The Danish Medicines Agency, Lægemiddelstyrelsen, recently recalled antibiotic medicine Dicillin.

How serious is Danish recall of antibiotic medicine?

The medicines authority said on Monday that persons using the antibiotic medicine Dicillin, produced by Sandoz, should return it to pharmacies to be replaced.

That came after multi-resistant bacteria known as CPO were detected in nine cases in patients who have taken the antibiotic.

The nine cases were detected over a four-month period.

READ ALSO: Danish medicines authority recalls antibiotic used by 35,000 people

The researcher who detected the issue with the antibiotic said in an interview with news wire Ritzau that he was very surprised when it first became apparent.

“We couldn’t believe it. What we had feared was actually the case,” senior physician and professor Ulrik Stenz Justesen of Odense University Hospital’s clinical microbiology department told Ritzau.

“I’ve been in this game for quite a few years now and I’ve never experienced anything like this before,” he said.

Around 35,000 people in Denmark were prescribed the antibiotic between September and December last year, according to the Danish Patient Data Authority (Sundhedsdatastyrelsen).

The actual number of people who are using the medicine could be larger than this because it may have been sold after that period, Ritzau writes.

Multi-resistant bacteria are resistant to treatment with several types of antibiotic.

CPO or carbapenemase-producing organisms are a group of bacteria that are resistant to several different types of antibiotics.
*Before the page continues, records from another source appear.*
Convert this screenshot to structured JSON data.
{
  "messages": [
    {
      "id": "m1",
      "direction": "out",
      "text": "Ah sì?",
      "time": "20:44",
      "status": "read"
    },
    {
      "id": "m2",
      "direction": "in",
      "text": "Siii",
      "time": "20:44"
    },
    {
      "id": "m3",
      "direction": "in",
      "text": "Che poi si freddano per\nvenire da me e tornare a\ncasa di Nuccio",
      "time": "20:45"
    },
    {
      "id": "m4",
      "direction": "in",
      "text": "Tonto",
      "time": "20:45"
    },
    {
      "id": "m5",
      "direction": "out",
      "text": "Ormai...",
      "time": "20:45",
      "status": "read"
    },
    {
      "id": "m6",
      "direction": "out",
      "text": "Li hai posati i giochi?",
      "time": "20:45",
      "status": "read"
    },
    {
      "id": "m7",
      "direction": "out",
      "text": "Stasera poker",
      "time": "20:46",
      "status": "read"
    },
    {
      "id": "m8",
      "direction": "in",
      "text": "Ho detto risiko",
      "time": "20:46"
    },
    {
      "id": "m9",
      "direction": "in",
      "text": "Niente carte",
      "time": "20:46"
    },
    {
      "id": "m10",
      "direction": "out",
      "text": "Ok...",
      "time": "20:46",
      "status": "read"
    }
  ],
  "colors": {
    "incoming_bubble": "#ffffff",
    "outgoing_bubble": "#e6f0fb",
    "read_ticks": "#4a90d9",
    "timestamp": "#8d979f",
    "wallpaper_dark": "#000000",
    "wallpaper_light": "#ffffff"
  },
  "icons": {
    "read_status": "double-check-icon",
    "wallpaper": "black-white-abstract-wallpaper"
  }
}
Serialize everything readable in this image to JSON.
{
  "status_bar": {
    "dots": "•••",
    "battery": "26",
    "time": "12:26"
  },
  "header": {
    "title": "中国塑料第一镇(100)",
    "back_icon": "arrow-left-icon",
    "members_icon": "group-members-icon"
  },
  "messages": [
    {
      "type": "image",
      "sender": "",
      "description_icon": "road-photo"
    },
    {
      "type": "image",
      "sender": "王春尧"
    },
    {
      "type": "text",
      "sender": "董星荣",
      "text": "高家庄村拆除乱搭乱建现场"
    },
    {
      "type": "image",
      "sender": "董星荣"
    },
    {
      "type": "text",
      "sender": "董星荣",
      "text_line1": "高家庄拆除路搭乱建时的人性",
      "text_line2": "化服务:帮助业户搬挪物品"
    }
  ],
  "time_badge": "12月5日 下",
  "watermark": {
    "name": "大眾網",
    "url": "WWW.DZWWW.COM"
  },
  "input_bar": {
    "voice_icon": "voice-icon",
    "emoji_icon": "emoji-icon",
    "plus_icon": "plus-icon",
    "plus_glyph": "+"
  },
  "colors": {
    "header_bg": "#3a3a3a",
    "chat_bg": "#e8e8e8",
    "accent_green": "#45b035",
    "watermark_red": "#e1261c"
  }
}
They can be difficult to treat, according to information from the Danish Health Authority.

The risk of becoming seriously ill due to CPO is low for a healthy person, but people who are already ill or vulnerable can be at increased risk.

Infection with multiresistant bacteria can also mean all future hospital treatments for the affected person must be given in isolated rooms, so the bacteria are not passed on to other patients.

That could have serious consequences at Danish hospitals where capacity is already under strain, according to Justesen.

“That would increase the strain on a health system that is already severely strained,” he said.

Medicines of this type are produced under highly controlled conditions, which makes the discovery even more extraordinary, he explained.

“We don’t study medicines daily to see whether there are bacteria in them. But this is a bacteria that behaves so strangely that we immediately notice it,” he said.

Although the detection of the bacteria is concerning, the professor in microbiology said finding it was also reassuring in some way.

“We were also relieved that we could do something about it and get it stopped so we didn’t have to look around for many months for a source and know it was spreading in the community,” he said.

Manufacturer Sandoz has recalled all Dicillin packets and patients have been advised to return it to pharmacies to be replaced. Patients do not need to obtain a new prescription from their doctor.

“It’s important that you don’t stop your treatment if you are taking antibiotics. So patients to take 500mg Dicillin from Sandoz should go to their pharmacy to get a different, equivalent preparation,” the Danish Medicines Agency said in Monday’s statement.